Keep the wording of every entry intact in your copy, and omit the pictures.

### Component data from apps and pages

···

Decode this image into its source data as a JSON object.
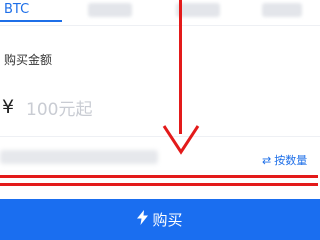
{
  "tabs": {
    "active_label": "BTC"
  },
  "form": {
    "amount_label": "购买金额",
    "currency_symbol": "¥",
    "amount_placeholder": "100元起",
    "amount_value": "",
    "switch_mode_label": "按数量",
    "switch_icon": "swap-arrows-icon"
  },
  "actions": {
    "buy_label": "购买",
    "buy_icon": "lightning-bolt-icon"
  },
  "colors": {
    "accent": "#1e6fe8",
    "buy_button": "#1a6ef0",
    "annotation_red": "#e31a1a"
  }
}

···

### EXPECTED ANSWER
Decode this image into its source data as a JSON object.
{
  "tabs": {
    "active_label": "BTC"
  },
  "form": {
    "amount_label": "购买金额",
    "currency_symbol": "¥",
    "amount_placeholder": "100元起",
    "amount_value": "",
    "switch_mode_label": "按数量",
    "switch_icon": "swap-arrows-icon"
  },
  "actions": {
    "buy_label": "购买",
    "buy_icon": "lightning-bolt-icon"
  },
  "colors": {
    "accent": "#1e6fe8",
    "buy_button": "#1a6ef0",
    "annotation_red": "#e31a1a"
  }
}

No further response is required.